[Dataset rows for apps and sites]
-------------------------

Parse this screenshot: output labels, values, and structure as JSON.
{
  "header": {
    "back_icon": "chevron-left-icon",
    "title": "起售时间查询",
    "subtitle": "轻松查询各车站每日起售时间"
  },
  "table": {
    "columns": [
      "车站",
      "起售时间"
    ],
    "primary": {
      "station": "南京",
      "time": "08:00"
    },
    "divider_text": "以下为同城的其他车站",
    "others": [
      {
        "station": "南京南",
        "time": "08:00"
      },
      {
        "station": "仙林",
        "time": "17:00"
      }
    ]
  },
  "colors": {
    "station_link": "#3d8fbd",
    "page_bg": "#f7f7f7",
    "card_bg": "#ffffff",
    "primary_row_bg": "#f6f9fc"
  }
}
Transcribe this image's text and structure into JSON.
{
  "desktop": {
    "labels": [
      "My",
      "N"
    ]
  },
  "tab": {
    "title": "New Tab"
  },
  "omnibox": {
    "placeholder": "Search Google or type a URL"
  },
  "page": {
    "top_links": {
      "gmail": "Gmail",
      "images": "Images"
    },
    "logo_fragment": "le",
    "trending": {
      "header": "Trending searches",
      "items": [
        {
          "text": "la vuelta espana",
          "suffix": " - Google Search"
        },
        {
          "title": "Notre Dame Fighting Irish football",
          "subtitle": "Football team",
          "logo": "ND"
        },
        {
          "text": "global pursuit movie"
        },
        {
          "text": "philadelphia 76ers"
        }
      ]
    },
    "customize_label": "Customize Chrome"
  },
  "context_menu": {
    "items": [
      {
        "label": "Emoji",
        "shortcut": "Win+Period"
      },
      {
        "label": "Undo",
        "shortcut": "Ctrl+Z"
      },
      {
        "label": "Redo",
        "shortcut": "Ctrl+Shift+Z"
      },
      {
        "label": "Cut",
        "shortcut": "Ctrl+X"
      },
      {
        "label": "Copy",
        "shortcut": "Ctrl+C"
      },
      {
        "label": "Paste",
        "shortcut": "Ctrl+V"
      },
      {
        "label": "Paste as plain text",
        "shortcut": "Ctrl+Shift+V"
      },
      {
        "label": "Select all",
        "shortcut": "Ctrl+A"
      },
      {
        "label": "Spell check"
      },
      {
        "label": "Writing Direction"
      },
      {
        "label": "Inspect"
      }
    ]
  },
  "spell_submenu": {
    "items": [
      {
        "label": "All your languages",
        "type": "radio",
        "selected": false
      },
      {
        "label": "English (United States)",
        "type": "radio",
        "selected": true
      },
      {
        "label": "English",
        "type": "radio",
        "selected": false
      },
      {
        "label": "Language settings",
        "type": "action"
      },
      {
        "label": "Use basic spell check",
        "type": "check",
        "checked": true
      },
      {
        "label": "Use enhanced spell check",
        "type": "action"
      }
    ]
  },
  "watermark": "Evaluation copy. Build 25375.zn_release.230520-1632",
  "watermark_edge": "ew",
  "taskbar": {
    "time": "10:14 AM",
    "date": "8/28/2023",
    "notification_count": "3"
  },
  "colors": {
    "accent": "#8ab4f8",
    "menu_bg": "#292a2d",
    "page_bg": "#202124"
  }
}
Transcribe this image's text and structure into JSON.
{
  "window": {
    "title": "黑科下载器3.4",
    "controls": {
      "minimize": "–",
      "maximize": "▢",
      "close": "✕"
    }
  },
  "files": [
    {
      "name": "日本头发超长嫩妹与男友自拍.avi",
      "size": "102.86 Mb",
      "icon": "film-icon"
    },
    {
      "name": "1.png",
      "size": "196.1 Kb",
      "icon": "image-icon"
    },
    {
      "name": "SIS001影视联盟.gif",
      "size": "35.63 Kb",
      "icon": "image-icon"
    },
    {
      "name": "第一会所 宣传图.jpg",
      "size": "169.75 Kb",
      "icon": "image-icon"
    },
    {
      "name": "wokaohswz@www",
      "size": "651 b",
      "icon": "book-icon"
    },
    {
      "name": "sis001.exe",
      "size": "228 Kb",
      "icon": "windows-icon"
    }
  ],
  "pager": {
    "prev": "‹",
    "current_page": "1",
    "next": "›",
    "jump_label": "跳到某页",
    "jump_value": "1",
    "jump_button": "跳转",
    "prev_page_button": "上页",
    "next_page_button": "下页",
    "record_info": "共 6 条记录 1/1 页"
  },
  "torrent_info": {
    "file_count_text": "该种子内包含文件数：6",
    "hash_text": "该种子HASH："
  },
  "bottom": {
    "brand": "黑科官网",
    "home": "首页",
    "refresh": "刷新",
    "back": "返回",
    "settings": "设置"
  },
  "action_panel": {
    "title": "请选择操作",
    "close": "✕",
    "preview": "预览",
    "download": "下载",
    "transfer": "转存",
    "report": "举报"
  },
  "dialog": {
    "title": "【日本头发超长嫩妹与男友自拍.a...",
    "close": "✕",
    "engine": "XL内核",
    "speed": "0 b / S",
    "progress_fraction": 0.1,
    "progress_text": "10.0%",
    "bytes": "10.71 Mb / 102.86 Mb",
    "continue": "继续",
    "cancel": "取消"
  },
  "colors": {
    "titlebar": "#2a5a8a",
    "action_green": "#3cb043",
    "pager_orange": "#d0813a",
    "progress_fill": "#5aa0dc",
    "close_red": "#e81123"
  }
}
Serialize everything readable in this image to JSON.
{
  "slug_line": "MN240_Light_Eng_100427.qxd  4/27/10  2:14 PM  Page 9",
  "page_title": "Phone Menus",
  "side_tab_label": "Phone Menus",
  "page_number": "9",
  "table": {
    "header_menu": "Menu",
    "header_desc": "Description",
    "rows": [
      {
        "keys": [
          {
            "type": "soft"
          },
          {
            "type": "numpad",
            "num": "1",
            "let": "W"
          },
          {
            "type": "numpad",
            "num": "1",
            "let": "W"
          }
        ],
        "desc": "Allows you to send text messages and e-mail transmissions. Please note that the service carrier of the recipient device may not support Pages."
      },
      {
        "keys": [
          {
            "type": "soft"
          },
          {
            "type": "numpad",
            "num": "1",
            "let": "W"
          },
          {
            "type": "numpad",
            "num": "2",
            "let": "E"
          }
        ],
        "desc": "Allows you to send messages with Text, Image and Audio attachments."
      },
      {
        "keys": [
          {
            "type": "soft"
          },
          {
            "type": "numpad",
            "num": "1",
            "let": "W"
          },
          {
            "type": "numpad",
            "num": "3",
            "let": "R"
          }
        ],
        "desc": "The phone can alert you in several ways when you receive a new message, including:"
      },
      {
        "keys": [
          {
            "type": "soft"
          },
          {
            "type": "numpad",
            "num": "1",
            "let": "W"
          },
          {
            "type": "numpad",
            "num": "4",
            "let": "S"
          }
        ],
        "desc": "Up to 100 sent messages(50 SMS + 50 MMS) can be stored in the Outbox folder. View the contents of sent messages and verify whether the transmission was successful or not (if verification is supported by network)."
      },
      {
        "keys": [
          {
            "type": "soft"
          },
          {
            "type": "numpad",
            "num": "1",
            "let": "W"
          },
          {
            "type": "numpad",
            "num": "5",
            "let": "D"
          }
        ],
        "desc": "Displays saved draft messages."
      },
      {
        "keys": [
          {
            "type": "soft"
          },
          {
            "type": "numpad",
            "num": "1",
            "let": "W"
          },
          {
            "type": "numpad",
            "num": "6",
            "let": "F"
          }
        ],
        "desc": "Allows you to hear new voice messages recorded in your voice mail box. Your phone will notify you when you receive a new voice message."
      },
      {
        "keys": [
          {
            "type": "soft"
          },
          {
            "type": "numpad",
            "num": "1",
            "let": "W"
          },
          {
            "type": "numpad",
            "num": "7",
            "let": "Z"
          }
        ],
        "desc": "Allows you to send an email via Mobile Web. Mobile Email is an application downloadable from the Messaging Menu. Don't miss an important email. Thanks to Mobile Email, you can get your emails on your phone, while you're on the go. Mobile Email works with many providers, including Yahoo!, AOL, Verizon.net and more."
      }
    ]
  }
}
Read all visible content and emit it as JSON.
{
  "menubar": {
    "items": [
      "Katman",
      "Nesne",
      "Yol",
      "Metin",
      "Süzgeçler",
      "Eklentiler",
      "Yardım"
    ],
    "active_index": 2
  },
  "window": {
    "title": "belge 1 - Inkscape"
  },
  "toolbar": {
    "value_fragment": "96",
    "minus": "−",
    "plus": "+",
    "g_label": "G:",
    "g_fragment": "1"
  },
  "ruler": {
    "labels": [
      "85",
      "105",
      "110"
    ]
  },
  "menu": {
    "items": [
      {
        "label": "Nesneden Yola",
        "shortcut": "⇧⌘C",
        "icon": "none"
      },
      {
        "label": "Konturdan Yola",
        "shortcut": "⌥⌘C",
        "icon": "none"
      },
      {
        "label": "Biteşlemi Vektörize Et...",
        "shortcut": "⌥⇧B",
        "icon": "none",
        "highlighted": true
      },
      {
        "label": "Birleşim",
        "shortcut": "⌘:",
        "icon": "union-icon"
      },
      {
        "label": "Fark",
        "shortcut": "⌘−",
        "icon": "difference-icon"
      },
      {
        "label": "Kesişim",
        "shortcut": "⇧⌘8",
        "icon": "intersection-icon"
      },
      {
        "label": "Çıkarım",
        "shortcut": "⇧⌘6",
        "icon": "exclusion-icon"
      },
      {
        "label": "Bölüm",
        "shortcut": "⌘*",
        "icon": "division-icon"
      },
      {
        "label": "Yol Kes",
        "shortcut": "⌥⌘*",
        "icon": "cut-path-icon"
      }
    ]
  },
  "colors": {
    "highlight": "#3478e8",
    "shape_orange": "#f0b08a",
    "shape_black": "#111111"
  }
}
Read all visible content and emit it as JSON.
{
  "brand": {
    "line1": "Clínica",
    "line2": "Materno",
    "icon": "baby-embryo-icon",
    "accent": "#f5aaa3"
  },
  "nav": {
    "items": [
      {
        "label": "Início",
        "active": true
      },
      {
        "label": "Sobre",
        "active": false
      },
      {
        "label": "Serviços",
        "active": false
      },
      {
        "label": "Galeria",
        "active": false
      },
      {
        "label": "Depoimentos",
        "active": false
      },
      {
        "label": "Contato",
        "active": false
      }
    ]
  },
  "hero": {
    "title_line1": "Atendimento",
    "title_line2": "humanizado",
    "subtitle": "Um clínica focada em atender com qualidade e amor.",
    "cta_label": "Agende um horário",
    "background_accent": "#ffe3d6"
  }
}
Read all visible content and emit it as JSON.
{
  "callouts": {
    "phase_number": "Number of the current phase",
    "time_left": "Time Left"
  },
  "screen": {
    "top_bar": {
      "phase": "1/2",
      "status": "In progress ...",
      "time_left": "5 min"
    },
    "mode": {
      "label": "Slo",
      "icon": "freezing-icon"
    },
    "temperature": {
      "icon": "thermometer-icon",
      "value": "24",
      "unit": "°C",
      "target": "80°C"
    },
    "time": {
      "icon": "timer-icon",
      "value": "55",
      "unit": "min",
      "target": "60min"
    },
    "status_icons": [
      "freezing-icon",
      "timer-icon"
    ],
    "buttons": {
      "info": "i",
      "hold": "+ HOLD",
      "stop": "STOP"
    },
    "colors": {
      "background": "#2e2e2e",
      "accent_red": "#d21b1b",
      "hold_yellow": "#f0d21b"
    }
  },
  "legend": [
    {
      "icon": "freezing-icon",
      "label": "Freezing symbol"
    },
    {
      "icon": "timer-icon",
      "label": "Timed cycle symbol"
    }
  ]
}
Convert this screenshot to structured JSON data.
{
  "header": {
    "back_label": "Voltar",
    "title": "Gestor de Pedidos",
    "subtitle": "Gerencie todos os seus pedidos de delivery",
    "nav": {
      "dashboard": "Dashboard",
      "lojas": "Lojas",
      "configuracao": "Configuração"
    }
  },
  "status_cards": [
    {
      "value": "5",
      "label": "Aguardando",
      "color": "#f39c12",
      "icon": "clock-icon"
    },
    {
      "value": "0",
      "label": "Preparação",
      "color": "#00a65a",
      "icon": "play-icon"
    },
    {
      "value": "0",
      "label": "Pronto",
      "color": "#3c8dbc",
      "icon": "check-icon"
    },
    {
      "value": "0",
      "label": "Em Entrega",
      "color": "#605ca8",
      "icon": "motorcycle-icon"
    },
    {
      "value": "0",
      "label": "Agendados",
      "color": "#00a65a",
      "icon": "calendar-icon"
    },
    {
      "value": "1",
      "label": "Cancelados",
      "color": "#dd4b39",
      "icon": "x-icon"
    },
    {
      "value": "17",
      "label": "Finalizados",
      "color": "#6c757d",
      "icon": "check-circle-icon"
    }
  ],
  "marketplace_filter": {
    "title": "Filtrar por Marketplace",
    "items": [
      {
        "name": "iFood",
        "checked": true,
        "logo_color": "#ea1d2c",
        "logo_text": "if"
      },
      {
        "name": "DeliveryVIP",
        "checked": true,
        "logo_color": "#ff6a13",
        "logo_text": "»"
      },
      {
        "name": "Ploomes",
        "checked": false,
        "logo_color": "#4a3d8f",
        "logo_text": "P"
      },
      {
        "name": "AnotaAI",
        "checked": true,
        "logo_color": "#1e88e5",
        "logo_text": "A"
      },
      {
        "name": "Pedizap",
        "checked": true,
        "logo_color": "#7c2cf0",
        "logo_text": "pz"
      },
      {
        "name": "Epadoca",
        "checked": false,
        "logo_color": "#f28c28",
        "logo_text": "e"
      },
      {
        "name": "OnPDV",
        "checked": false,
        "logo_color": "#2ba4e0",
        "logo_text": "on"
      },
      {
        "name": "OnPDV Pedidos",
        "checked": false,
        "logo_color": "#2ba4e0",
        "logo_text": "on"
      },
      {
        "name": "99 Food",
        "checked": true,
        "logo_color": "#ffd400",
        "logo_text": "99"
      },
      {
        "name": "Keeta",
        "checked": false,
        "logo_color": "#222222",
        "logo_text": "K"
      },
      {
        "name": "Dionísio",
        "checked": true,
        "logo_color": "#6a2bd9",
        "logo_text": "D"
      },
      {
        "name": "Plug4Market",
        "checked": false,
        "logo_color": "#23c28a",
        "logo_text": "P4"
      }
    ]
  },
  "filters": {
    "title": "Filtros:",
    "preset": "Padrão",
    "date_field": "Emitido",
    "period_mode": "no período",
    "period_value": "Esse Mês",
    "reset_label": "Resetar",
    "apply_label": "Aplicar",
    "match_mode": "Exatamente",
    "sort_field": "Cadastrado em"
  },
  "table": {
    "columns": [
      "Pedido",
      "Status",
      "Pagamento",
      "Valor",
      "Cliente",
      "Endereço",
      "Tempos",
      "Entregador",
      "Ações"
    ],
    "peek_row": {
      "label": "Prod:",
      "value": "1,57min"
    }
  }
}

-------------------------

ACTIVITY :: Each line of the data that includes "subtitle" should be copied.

SOLUTION TO THE PROBLEM ::
    "subtitle": "轻松查询各车站每日起售时间"
          "subtitle": "Football team",
    "subtitle": "Um clínica focada em atender com qualidade e amor.",
    "subtitle": "Gerencie todos os seus pedidos de delivery",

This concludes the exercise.